After a week when everyone was focusing on the i) blowout in bond yields and ii) how much worse it could (and would) get, it got worse on Monday, when the 10Y yield jumped from Friday’s close of 1.34% to 1.39%.
Following a weekend in which the main news was “The Big Short” Michael Burry predicting Weimar-style hyperinflation, there have also been real-life indications of soaring price pressures to back up the market moves. Last week we saw 6-sigma beat in retail sales and PPI, hinting a scorching overheating in the US economy, while PMI surveys indicated record inflationary pressures. Even in Europe, the prospect of inflation is being entertained. It’s so bad that even sworn bond bulls such as HSBC strategist Steven Major abandoned his recommendation to buy U.S. long bonds, saying he “cannot ignore” the reflation trade.

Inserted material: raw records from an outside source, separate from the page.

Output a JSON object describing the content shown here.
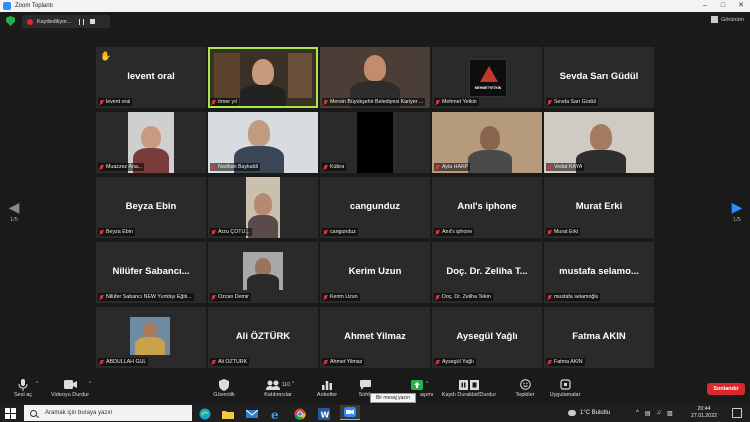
{
  "window": {
    "title": "Zoom Toplantı"
  },
  "recording": {
    "label": "Kaydediliyor..."
  },
  "view": {
    "label": "Görünüm"
  },
  "paging": {
    "left": "1/5",
    "right": "1/5"
  },
  "participants": [
    {
      "center": "levent oral",
      "label": "levent oral",
      "hand": true
    },
    {
      "center": "",
      "label": "ömer yıl",
      "active": true
    },
    {
      "center": "",
      "label": "Mersin Büyükşehir Belediyesi Kariyer ..."
    },
    {
      "center": "",
      "label": "Mehmet Yetkin",
      "logo": "MEHMETYETKİN"
    },
    {
      "center": "Sevda Sarı Güdül",
      "label": "Sevda Sarı Güdül"
    },
    {
      "center": "",
      "label": "Muazzez Ana..."
    },
    {
      "center": "",
      "label": "Nartkan Baykaldi"
    },
    {
      "center": "",
      "label": "Kübra"
    },
    {
      "center": "",
      "label": "Ayla HARP"
    },
    {
      "center": "",
      "label": "Vedat KAYA"
    },
    {
      "center": "Beyza Ebin",
      "label": "Beyza Ebin"
    },
    {
      "center": "",
      "label": "Arzu ÇOTU..."
    },
    {
      "center": "cangunduz",
      "label": "cangunduz"
    },
    {
      "center": "Anıl's iphone",
      "label": "Anıl's iphone"
    },
    {
      "center": "Murat Erki",
      "label": "Murat Erki"
    },
    {
      "center": "Nilüfer Sabancı...",
      "label": "Nilüfer Sabancı NEW Yurtdışı Eğiti..."
    },
    {
      "center": "",
      "label": "Ozcan Demir"
    },
    {
      "center": "Kerim Uzun",
      "label": "Kerim Uzun"
    },
    {
      "center": "Doç. Dr. Zeliha T...",
      "label": "Doç. Dr. Zeliha Tekin"
    },
    {
      "center": "mustafa selamo...",
      "label": "mustafa selamoğlu"
    },
    {
      "center": "",
      "label": "ABDULLAH GÜL"
    },
    {
      "center": "Ali ÖZTÜRK",
      "label": "Ali ÖZTÜRK"
    },
    {
      "center": "Ahmet Yilmaz",
      "label": "Ahmet Yilmaz"
    },
    {
      "center": "Aysegül Yağlı",
      "label": "Aysegül Yağlı"
    },
    {
      "center": "Fatma AKIN",
      "label": "Fatma AKIN"
    }
  ],
  "toolbar": {
    "mute": "Sesi aç",
    "video": "Videoyu Durdur",
    "security": "Güvenlik",
    "participants": "Katılımcılar",
    "participants_count": "110",
    "polls": "Anketler",
    "chat": "Sohb",
    "share_suffix": "aşımı",
    "record": "Kaydı Duraklat/Durdur",
    "reactions": "Tepkiler",
    "apps": "Uygulamalar",
    "end": "Sonlandır"
  },
  "tooltip": {
    "text": "Bir mesaj yazın"
  },
  "taskbar": {
    "search_placeholder": "Aramak için buraya yazın",
    "weather": "1°C  Bulutlu",
    "time": "20:44",
    "date": "27.01.2022"
  }
}
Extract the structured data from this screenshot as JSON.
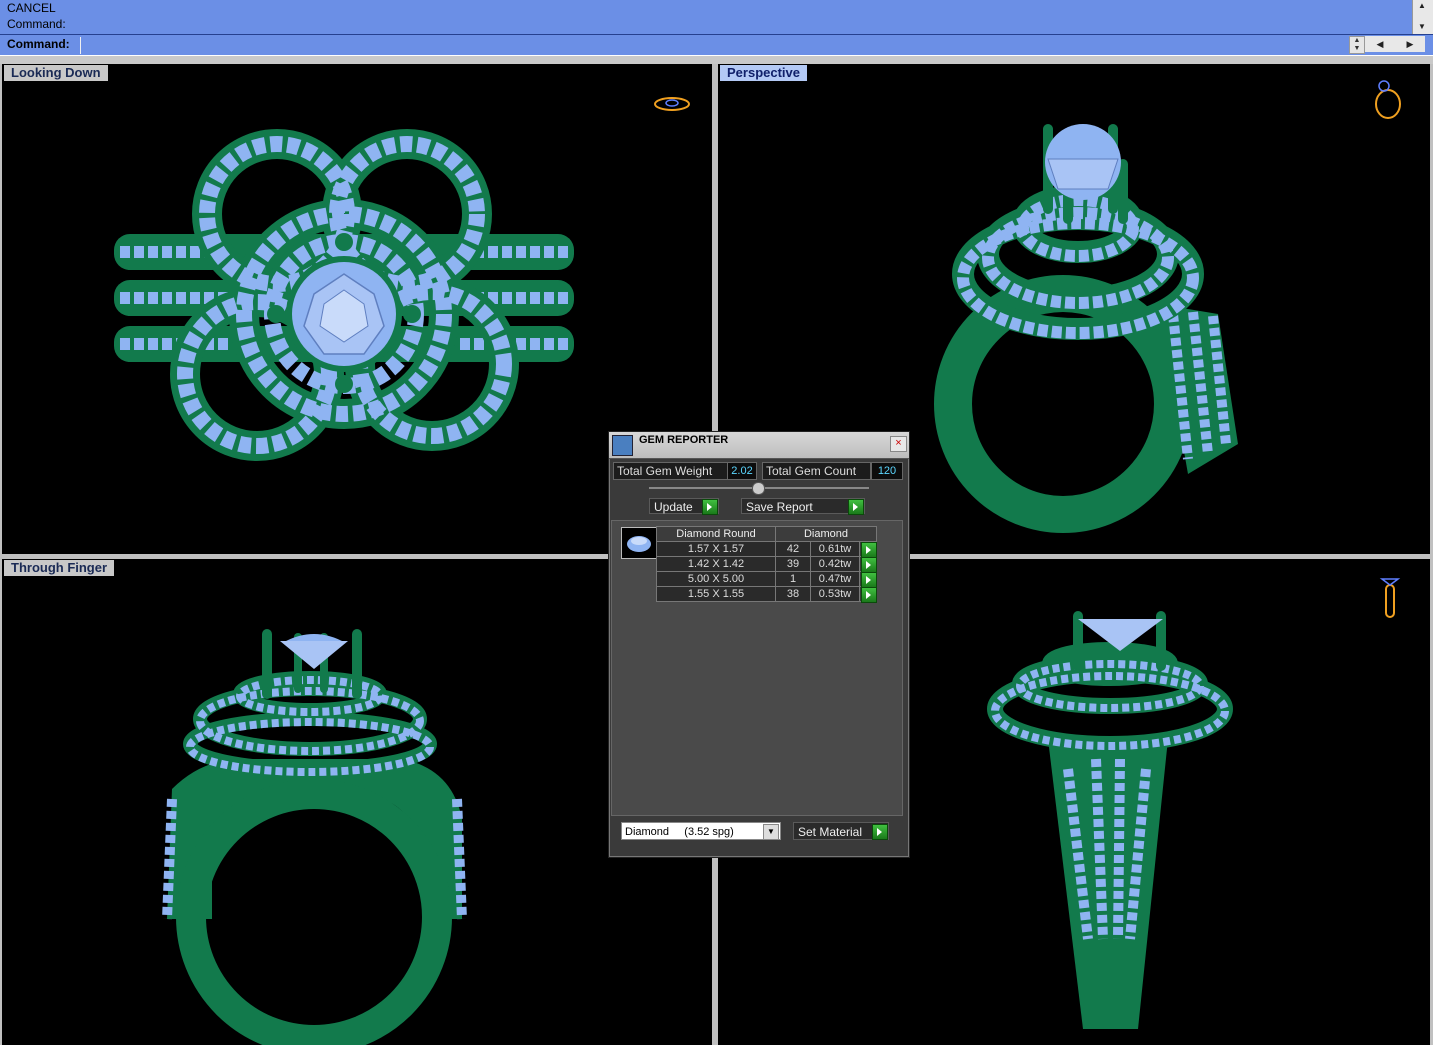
{
  "command": {
    "history": [
      "CANCEL",
      "Command:"
    ],
    "prompt_label": "Command:",
    "input_value": ""
  },
  "viewports": {
    "top_left": {
      "title": "Looking Down"
    },
    "top_right": {
      "title": "Perspective"
    },
    "bottom_left": {
      "title": "Through Finger"
    },
    "bottom_right": {
      "title": ""
    }
  },
  "gem_reporter": {
    "title": "GEM REPORTER",
    "total_weight_label": "Total Gem Weight",
    "total_weight_value": "2.02",
    "total_count_label": "Total Gem Count",
    "total_count_value": "120",
    "update_label": "Update",
    "save_report_label": "Save Report",
    "table": {
      "shape_header": "Diamond Round",
      "material_header": "Diamond",
      "rows": [
        {
          "size": "1.57 X 1.57",
          "count": "42",
          "weight": "0.61tw"
        },
        {
          "size": "1.42 X 1.42",
          "count": "39",
          "weight": "0.42tw"
        },
        {
          "size": "5.00 X 5.00",
          "count": "1",
          "weight": "0.47tw"
        },
        {
          "size": "1.55 X 1.55",
          "count": "38",
          "weight": "0.53tw"
        }
      ]
    },
    "material_select": "Diamond     (3.52 spg)",
    "set_material_label": "Set Material"
  },
  "colors": {
    "metal": "#127a4c",
    "gem": "#8fb4f2",
    "command_bg": "#6b8fe6",
    "value_text": "#5cd7ff"
  }
}
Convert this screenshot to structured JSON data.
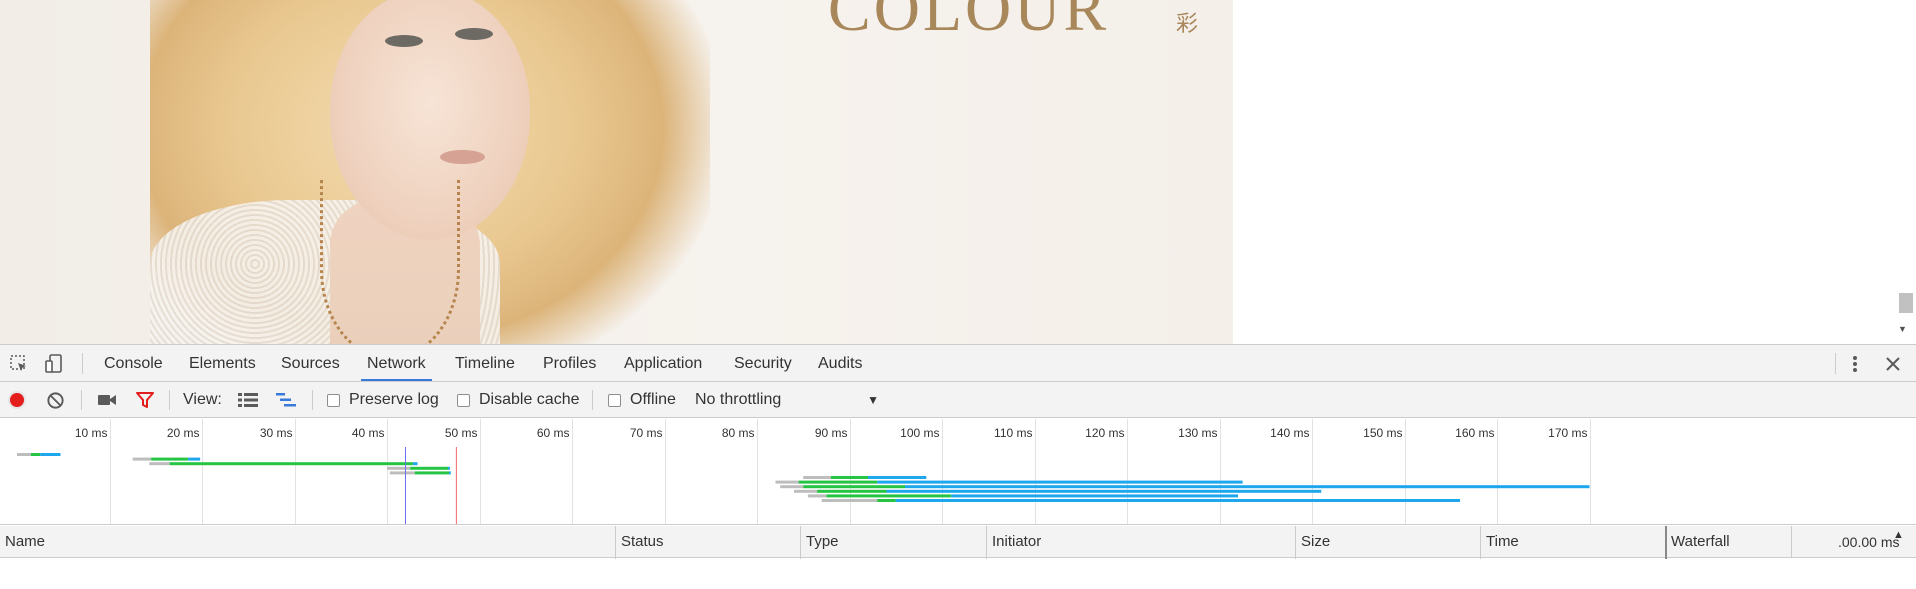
{
  "page": {
    "brand": "COLOUR",
    "brand_cn": "彩"
  },
  "devtools": {
    "tabs": [
      {
        "label": "Console",
        "active": false
      },
      {
        "label": "Elements",
        "active": false
      },
      {
        "label": "Sources",
        "active": false
      },
      {
        "label": "Network",
        "active": true
      },
      {
        "label": "Timeline",
        "active": false
      },
      {
        "label": "Profiles",
        "active": false
      },
      {
        "label": "Application",
        "active": false
      },
      {
        "label": "Security",
        "active": false
      },
      {
        "label": "Audits",
        "active": false
      }
    ],
    "toolbar": {
      "view_label": "View:",
      "preserve_log": "Preserve log",
      "disable_cache": "Disable cache",
      "offline": "Offline",
      "throttling": "No throttling"
    },
    "overview": {
      "ticks": [
        "10 ms",
        "20 ms",
        "30 ms",
        "40 ms",
        "50 ms",
        "60 ms",
        "70 ms",
        "80 ms",
        "90 ms",
        "100 ms",
        "110 ms",
        "120 ms",
        "130 ms",
        "140 ms",
        "150 ms",
        "160 ms",
        "170 ms"
      ],
      "dom_content_loaded_ms": 42,
      "load_ms": 47.5,
      "requests": [
        {
          "wait_start": 0,
          "start": 1.5,
          "green_end": 2.5,
          "end": 4.7
        },
        {
          "wait_start": 12.5,
          "start": 14.5,
          "green_end": 18.5,
          "end": 19.8
        },
        {
          "wait_start": 14.3,
          "start": 16.5,
          "green_end": 42.8,
          "end": 43.3
        },
        {
          "wait_start": 40,
          "start": 42.5,
          "green_end": 46.6,
          "end": 46.8
        },
        {
          "wait_start": 40.3,
          "start": 43,
          "green_end": 46.7,
          "end": 46.9
        },
        {
          "wait_start": 85,
          "start": 88,
          "green_end": 92,
          "end": 98.3
        },
        {
          "wait_start": 82,
          "start": 84.5,
          "green_end": 93,
          "end": 132.5
        },
        {
          "wait_start": 82.5,
          "start": 85,
          "green_end": 96,
          "end": 170
        },
        {
          "wait_start": 84,
          "start": 86.5,
          "green_end": 94,
          "end": 141
        },
        {
          "wait_start": 85.5,
          "start": 87.5,
          "green_end": 101,
          "end": 132
        },
        {
          "wait_start": 87,
          "start": 93,
          "green_end": 95,
          "end": 156
        }
      ]
    },
    "columns": [
      "Name",
      "Status",
      "Type",
      "Initiator",
      "Size",
      "Time",
      "Waterfall"
    ],
    "waterfall_time": ".00.00 ms"
  }
}
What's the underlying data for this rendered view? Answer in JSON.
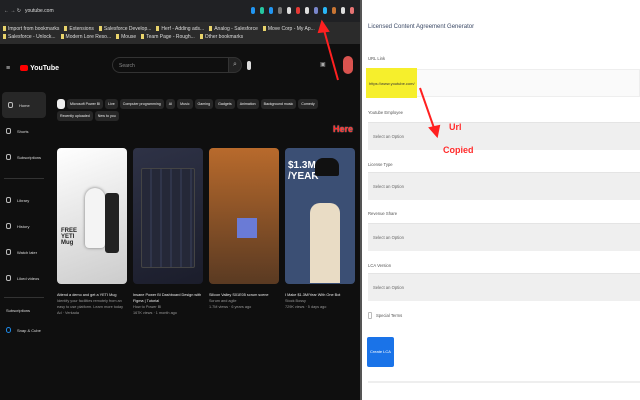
{
  "browser": {
    "url": "youtube.com",
    "bookmarks": [
      "Import from bookmarks",
      "Extensions",
      "Salesforce Develop...",
      "Herf - Adding ads...",
      "Analog - Salesforce",
      "Move Corp - My Ap...",
      "Salesforce - Unlock...",
      "Modern Lore Reso...",
      "Mouse",
      "Team Page - Rough...",
      "Other bookmarks"
    ]
  },
  "youtube": {
    "logo": "YouTube",
    "search_placeholder": "Search",
    "sidebar": [
      {
        "label": "Home"
      },
      {
        "label": "Shorts"
      },
      {
        "label": "Subscriptions"
      },
      {
        "label": "Library"
      },
      {
        "label": "History"
      },
      {
        "label": "Watch later"
      },
      {
        "label": "Liked videos"
      }
    ],
    "subscriptions_heading": "Subscriptions",
    "subscription": "Snap & Cube",
    "chips": [
      "All",
      "Microsoft Power BI",
      "Live",
      "Computer programming",
      "AI",
      "Music",
      "Gaming",
      "Gadgets",
      "Animation",
      "Background music",
      "Comedy",
      "Recently uploaded",
      "New to you"
    ],
    "videos": [
      {
        "title": "Attend a demo and get a YETI Mug",
        "line2": "Identify your facilities remotely from an easy to use platform. Learn more today",
        "line3": "Ad · Verkada",
        "thumb_text": "FREE YETI Mug"
      },
      {
        "title": "Insane Power BI Dashboard Design with Figma | Tutorial",
        "line2": "How to Power BI",
        "line3": "167K views · 1 month ago"
      },
      {
        "title": "Silicon Valley S01E05 scrum scene",
        "line2": "Scrum and agile",
        "line3": "1.7M views · 6 years ago"
      },
      {
        "title": "I Make $1.3M/Year With One Bot",
        "line2": "Stock Bossy",
        "line3": "729K views · 5 days ago",
        "thumb_text": "$1.3M /YEAR"
      }
    ]
  },
  "form": {
    "title": "Licensed Content Agreement Generator",
    "url_label": "URL Link",
    "url_value": "https://www.youtube.com/",
    "fields": [
      {
        "label": "Youtube Employee",
        "value": "Select an Option"
      },
      {
        "label": "License Type",
        "value": "Select an Option"
      },
      {
        "label": "Revenue Share",
        "value": "Select an Option"
      },
      {
        "label": "LCA Version",
        "value": "Select an Option"
      }
    ],
    "checkbox_label": "Special Terms",
    "submit": "Create LCA"
  },
  "annotations": {
    "here": "Here",
    "url_copied_1": "Url",
    "url_copied_2": "Copied"
  }
}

Indeed, commodity prices were almost uniformly green on Monday with Brent rising above $63 a barrel as Goldman Sachs predicted prices could hit $75 in Q3. Shares of Jiangxi Copper Co., China’s top producer, gained 15% in Hong Kong, as copper soared above $9,000 a ton and approaching its all time highs, as investors priced in bets for inflation and economic growth.